• **Exercise instructions**
Report how many lines of the entries below contain the word "agora", and nothing more.

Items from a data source

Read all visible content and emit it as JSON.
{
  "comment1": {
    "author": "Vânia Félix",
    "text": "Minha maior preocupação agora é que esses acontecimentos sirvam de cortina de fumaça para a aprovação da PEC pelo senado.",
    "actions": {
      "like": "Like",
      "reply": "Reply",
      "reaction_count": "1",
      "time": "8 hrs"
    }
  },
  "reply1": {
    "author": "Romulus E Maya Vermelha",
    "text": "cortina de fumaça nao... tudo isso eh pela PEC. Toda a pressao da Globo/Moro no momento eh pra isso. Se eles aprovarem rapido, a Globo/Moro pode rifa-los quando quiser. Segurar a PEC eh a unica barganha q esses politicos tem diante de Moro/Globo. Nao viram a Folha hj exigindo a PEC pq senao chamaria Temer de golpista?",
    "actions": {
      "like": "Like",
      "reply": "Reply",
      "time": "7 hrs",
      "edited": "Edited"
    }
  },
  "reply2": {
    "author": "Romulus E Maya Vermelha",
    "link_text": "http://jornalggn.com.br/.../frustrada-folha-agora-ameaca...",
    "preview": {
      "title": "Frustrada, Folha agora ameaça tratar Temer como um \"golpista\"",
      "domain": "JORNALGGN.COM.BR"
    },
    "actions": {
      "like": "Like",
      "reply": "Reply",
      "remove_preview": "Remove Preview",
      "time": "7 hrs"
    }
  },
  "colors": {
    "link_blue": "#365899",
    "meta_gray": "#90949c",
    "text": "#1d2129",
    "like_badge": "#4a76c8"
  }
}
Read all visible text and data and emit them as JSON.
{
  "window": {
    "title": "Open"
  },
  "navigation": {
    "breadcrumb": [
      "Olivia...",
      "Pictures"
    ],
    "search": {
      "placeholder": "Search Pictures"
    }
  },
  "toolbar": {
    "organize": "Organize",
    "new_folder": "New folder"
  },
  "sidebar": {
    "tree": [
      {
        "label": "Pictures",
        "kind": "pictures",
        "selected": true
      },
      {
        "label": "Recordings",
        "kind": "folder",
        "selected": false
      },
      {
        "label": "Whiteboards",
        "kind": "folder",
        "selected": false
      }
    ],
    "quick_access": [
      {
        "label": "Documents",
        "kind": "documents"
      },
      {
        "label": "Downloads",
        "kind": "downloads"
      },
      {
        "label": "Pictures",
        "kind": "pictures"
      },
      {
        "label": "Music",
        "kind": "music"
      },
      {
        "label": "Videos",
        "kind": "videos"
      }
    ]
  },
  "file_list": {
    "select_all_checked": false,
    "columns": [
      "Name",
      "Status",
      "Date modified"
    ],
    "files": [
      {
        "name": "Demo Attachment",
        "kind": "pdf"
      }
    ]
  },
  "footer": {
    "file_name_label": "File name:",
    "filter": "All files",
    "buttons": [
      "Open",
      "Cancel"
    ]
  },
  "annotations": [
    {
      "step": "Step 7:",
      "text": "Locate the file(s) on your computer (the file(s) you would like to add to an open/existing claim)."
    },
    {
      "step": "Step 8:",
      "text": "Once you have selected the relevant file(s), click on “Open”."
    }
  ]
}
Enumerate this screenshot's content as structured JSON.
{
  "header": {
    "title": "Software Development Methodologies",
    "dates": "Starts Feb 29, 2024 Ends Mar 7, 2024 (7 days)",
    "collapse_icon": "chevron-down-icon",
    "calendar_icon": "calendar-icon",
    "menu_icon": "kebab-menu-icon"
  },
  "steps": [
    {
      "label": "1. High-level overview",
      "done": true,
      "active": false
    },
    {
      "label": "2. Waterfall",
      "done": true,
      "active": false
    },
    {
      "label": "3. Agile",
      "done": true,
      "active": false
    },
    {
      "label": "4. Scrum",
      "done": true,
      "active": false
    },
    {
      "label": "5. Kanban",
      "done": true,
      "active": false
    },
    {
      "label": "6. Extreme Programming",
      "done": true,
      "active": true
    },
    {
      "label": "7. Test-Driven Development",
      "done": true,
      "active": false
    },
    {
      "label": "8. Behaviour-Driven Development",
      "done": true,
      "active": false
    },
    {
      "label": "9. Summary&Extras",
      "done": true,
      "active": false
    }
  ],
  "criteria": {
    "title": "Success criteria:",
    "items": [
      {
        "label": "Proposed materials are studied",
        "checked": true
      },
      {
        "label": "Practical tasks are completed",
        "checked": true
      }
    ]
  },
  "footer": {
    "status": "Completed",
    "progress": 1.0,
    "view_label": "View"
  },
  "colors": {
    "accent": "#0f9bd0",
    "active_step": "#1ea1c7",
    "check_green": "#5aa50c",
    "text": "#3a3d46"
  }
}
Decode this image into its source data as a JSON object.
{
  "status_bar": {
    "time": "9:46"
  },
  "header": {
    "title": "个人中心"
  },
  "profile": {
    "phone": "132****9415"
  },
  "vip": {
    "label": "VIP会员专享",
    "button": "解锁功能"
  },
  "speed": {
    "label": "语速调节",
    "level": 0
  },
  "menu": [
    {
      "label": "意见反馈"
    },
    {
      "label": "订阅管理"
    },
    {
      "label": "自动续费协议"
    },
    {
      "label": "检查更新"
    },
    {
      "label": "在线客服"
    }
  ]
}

• **Answer**
3